Date of Award
Doctor of Philosophy (PhD)
This dissertation provides empirical evidences on media-based investor emotions in predicting stock return, conditional volatility, and stock and bond return comovements.
We first studied the interaction between US media content and the US stock market returns and volatility. We utilize propriety investor sentiment measures developed by Thompson Reuters MarketPsych. We select four measures of investor sentiment that reflect both pessimism and optimism of small investors. Our objective is two-fold. First, we examine the ability of these sentiment measures to predict market returns. For this purpose, we use dynamic Vector Auto-Regressive models. Second, we are interested in exploring the effects of these sentiment measures on the market returns and volatility. For this purpose, we utilize a Threshold-GARCH model.
Next, we investigated the effect of investor emotions (fear, gloom, joy and optimism) in financial futures markets by using Thompson Reuters MarketPsych Indices. The purpose of this study is three fold. First, we investigate the extent of usefulness of informational content of our sentiment measures in predicting stock futures and treasures futures returns using daily data for different measures of emotional sentiments. Second, we investigate whether emotion sentiments affect financial futures returns and volatilities. Third, we explore the role of emotion sentiment factors in volatility transmission in financial futures markets. To the best of our knowledge, this is the first study that extensively explores the role of investors’ sentiment in the most liquid contracts (S&P 500 futures and 10-year Treasury notes) in futures markets.

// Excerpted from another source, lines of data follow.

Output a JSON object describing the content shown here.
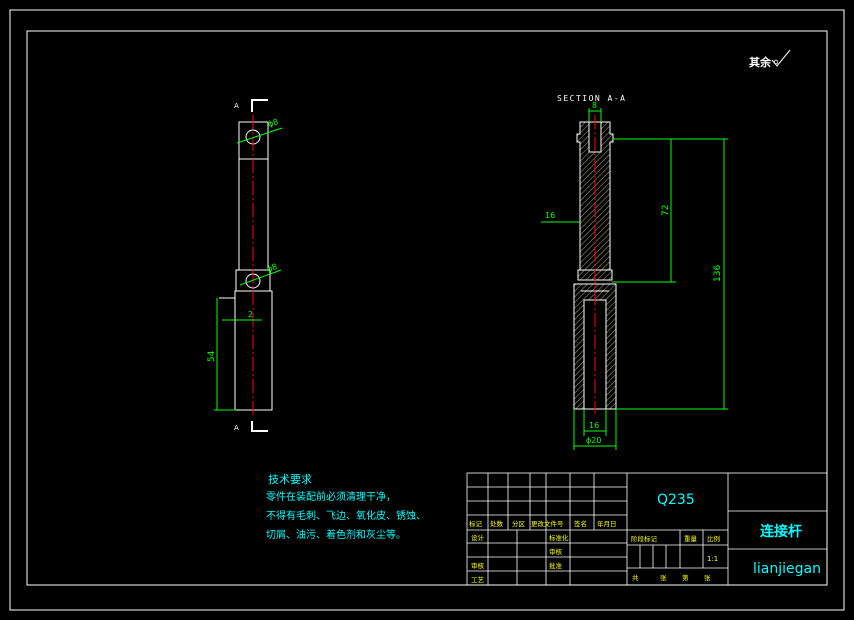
{
  "colors": {
    "background": "#000000",
    "line": "#ffffff",
    "dimension": "#00ff00",
    "centerline": "#ff0000",
    "hatch": "#d8d8a0",
    "section_text": "#ffffff",
    "note_text": "#00ffff",
    "title_text": "#00ffff",
    "table_text": "#ffff00",
    "table_line": "#ffffff"
  },
  "roughness_note": "其余",
  "front_view": {
    "section_marks": [
      "A",
      "A"
    ],
    "dims": {
      "hole_top": "ϕ8",
      "hole_bottom": "ϕ8",
      "step": "2",
      "length": "54"
    }
  },
  "section_view": {
    "title": "SECTION A-A",
    "dims": {
      "top_width": "8",
      "left_bore": "16",
      "upper_length": "72",
      "total_length": "136",
      "inner_bore": "16",
      "outer_diameter": "ϕ20"
    }
  },
  "tech_notes": {
    "heading": "技术要求",
    "lines": [
      "零件在装配前必须清理干净，",
      "不得有毛刺、飞边、氧化皮、锈蚀、",
      "切屑、油污、着色剂和灰尘等。"
    ]
  },
  "title_block": {
    "material": "Q235",
    "part_name_cn": "连接杆",
    "part_name_pinyin": "lianjiegan",
    "header_labels": [
      "标记",
      "处数",
      "分区",
      "更改文件号",
      "签名",
      "年月日"
    ],
    "row_labels": [
      "设计",
      "审核",
      "工艺"
    ],
    "mid_labels": [
      "标准化",
      "审核",
      "批准"
    ],
    "stage_labels": [
      "阶段标记",
      "重量",
      "比例"
    ],
    "scale": "1:1",
    "sheet_labels": [
      "共",
      "张",
      "第",
      "张"
    ]
  }
}
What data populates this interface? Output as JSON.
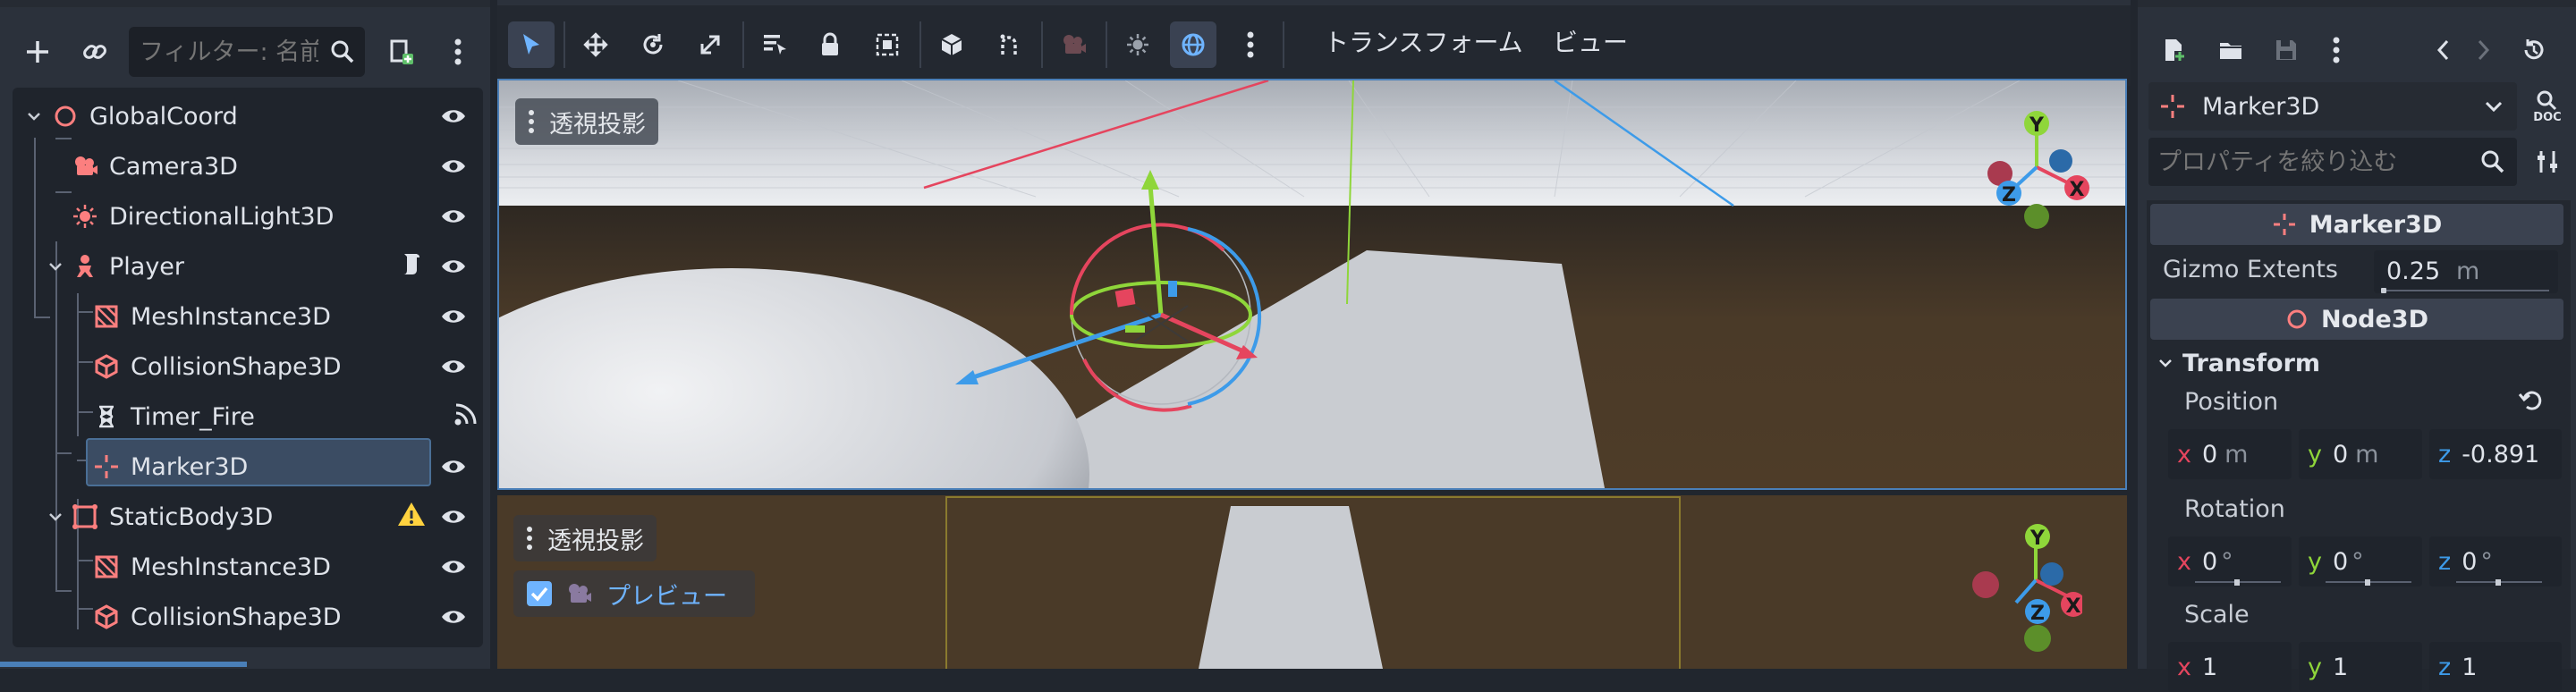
{
  "scene": {
    "filter_placeholder": "フィルター: 名前",
    "nodes": [
      {
        "label": "GlobalCoord"
      },
      {
        "label": "Camera3D"
      },
      {
        "label": "DirectionalLight3D"
      },
      {
        "label": "Player"
      },
      {
        "label": "MeshInstance3D"
      },
      {
        "label": "CollisionShape3D"
      },
      {
        "label": "Timer_Fire"
      },
      {
        "label": "Marker3D"
      },
      {
        "label": "StaticBody3D"
      },
      {
        "label": "MeshInstance3D"
      },
      {
        "label": "CollisionShape3D"
      }
    ]
  },
  "viewport": {
    "menu_transform": "トランスフォーム",
    "menu_view": "ビュー",
    "top_perspective": "透視投影",
    "bottom_perspective": "透視投影",
    "preview_label": "プレビュー",
    "preview_checked": true,
    "gizmo": {
      "y": "Y",
      "x": "X",
      "z": "Z"
    }
  },
  "inspector": {
    "node_name": "Marker3D",
    "filter_placeholder": "プロパティを絞り込む",
    "doc_label": "DOC",
    "section_marker": "Marker3D",
    "gizmo_extents_label": "Gizmo Extents",
    "gizmo_extents_value": "0.25",
    "gizmo_extents_unit": "m",
    "section_node3d": "Node3D",
    "group_transform": "Transform",
    "position_label": "Position",
    "position": {
      "x": "0",
      "y": "0",
      "z": "-0.891",
      "unit": "m"
    },
    "rotation_label": "Rotation",
    "rotation": {
      "x": "0",
      "y": "0",
      "z": "0",
      "unit": "°"
    },
    "scale_label": "Scale",
    "scale": {
      "x": "1",
      "y": "1",
      "z": "1"
    }
  },
  "colors": {
    "accent": "#4a7fb8",
    "axis_x": "#e5455e",
    "axis_y": "#8fd63a",
    "axis_z": "#3d9be9"
  }
}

"Two Essays on Investor Emotions and Their Effects in Financial Markets"
(2016). Doctor of Philosophy (PhD), dissertation, Finance, Old Dominion University, DOI: 10.25777/fxm0-0y74